TRY IT: Return each entry word for word. Leave the images out.

MATERIAL SHOWN:
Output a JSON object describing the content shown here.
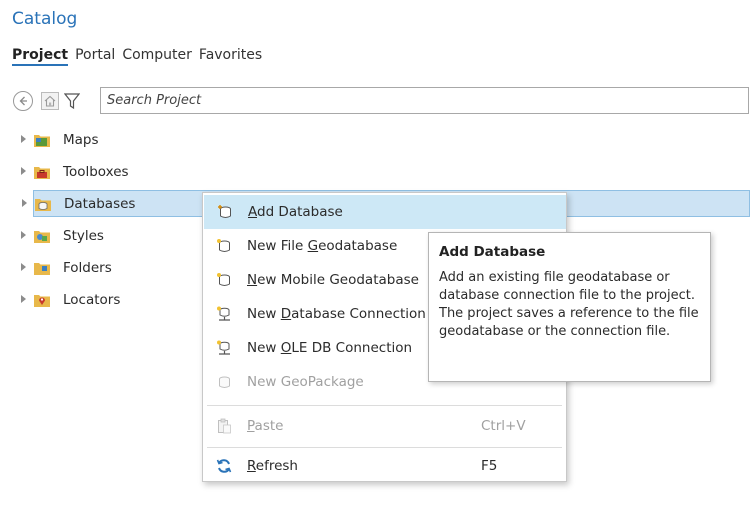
{
  "pane": {
    "title": "Catalog"
  },
  "tabs": [
    {
      "label": "Project",
      "active": true
    },
    {
      "label": "Portal",
      "active": false
    },
    {
      "label": "Computer",
      "active": false
    },
    {
      "label": "Favorites",
      "active": false
    }
  ],
  "search": {
    "placeholder": "Search Project",
    "value": ""
  },
  "tree": {
    "items": [
      {
        "label": "Maps",
        "icon": "map-folder-icon",
        "selected": false
      },
      {
        "label": "Toolboxes",
        "icon": "toolbox-folder-icon",
        "selected": false
      },
      {
        "label": "Databases",
        "icon": "database-folder-icon",
        "selected": true
      },
      {
        "label": "Styles",
        "icon": "styles-folder-icon",
        "selected": false
      },
      {
        "label": "Folders",
        "icon": "folder-icon",
        "selected": false
      },
      {
        "label": "Locators",
        "icon": "locator-folder-icon",
        "selected": false
      }
    ]
  },
  "context_menu": {
    "items": [
      {
        "label": "Add Database",
        "underline": "A",
        "icon": "add-database-icon",
        "shortcut": "",
        "enabled": true,
        "hover": true
      },
      {
        "label": "New File Geodatabase",
        "underline": "G",
        "icon": "new-file-geodatabase-icon",
        "shortcut": "",
        "enabled": true,
        "hover": false
      },
      {
        "label": "New Mobile Geodatabase",
        "underline": "N",
        "icon": "new-mobile-geodatabase-icon",
        "shortcut": "",
        "enabled": true,
        "hover": false
      },
      {
        "label": "New Database Connection",
        "underline": "D",
        "icon": "new-database-connection-icon",
        "shortcut": "",
        "enabled": true,
        "hover": false
      },
      {
        "label": "New OLE DB Connection",
        "underline": "O",
        "icon": "new-ole-db-connection-icon",
        "shortcut": "",
        "enabled": true,
        "hover": false
      },
      {
        "label": "New GeoPackage",
        "underline": "",
        "icon": "new-geopackage-icon",
        "shortcut": "",
        "enabled": false,
        "hover": false
      },
      {
        "label": "Paste",
        "underline": "P",
        "icon": "paste-icon",
        "shortcut": "Ctrl+V",
        "enabled": false,
        "hover": false
      },
      {
        "label": "Refresh",
        "underline": "R",
        "icon": "refresh-icon",
        "shortcut": "F5",
        "enabled": true,
        "hover": false
      }
    ]
  },
  "tooltip": {
    "title": "Add Database",
    "body": "Add an existing file geodatabase or database connection file to the project. The project saves a reference to the file geodatabase or the connection file."
  },
  "colors": {
    "accent": "#2a73b8",
    "selection": "#cde3f4",
    "hover": "#cde8f6",
    "disabled": "#a0a0a0"
  }
}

YOUR RESPONSE:
Output a JSON object describing the content shown here.
{
  "pane": {
    "title": "Catalog"
  },
  "tabs": [
    {
      "label": "Project",
      "active": true
    },
    {
      "label": "Portal",
      "active": false
    },
    {
      "label": "Computer",
      "active": false
    },
    {
      "label": "Favorites",
      "active": false
    }
  ],
  "search": {
    "placeholder": "Search Project",
    "value": ""
  },
  "tree": {
    "items": [
      {
        "label": "Maps",
        "icon": "map-folder-icon",
        "selected": false
      },
      {
        "label": "Toolboxes",
        "icon": "toolbox-folder-icon",
        "selected": false
      },
      {
        "label": "Databases",
        "icon": "database-folder-icon",
        "selected": true
      },
      {
        "label": "Styles",
        "icon": "styles-folder-icon",
        "selected": false
      },
      {
        "label": "Folders",
        "icon": "folder-icon",
        "selected": false
      },
      {
        "label": "Locators",
        "icon": "locator-folder-icon",
        "selected": false
      }
    ]
  },
  "context_menu": {
    "items": [
      {
        "label": "Add Database",
        "underline": "A",
        "icon": "add-database-icon",
        "shortcut": "",
        "enabled": true,
        "hover": true
      },
      {
        "label": "New File Geodatabase",
        "underline": "G",
        "icon": "new-file-geodatabase-icon",
        "shortcut": "",
        "enabled": true,
        "hover": false
      },
      {
        "label": "New Mobile Geodatabase",
        "underline": "N",
        "icon": "new-mobile-geodatabase-icon",
        "shortcut": "",
        "enabled": true,
        "hover": false
      },
      {
        "label": "New Database Connection",
        "underline": "D",
        "icon": "new-database-connection-icon",
        "shortcut": "",
        "enabled": true,
        "hover": false
      },
      {
        "label": "New OLE DB Connection",
        "underline": "O",
        "icon": "new-ole-db-connection-icon",
        "shortcut": "",
        "enabled": true,
        "hover": false
      },
      {
        "label": "New GeoPackage",
        "underline": "",
        "icon": "new-geopackage-icon",
        "shortcut": "",
        "enabled": false,
        "hover": false
      },
      {
        "label": "Paste",
        "underline": "P",
        "icon": "paste-icon",
        "shortcut": "Ctrl+V",
        "enabled": false,
        "hover": false
      },
      {
        "label": "Refresh",
        "underline": "R",
        "icon": "refresh-icon",
        "shortcut": "F5",
        "enabled": true,
        "hover": false
      }
    ]
  },
  "tooltip": {
    "title": "Add Database",
    "body": "Add an existing file geodatabase or database connection file to the project. The project saves a reference to the file geodatabase or the connection file."
  },
  "colors": {
    "accent": "#2a73b8",
    "selection": "#cde3f4",
    "hover": "#cde8f6",
    "disabled": "#a0a0a0"
  }
}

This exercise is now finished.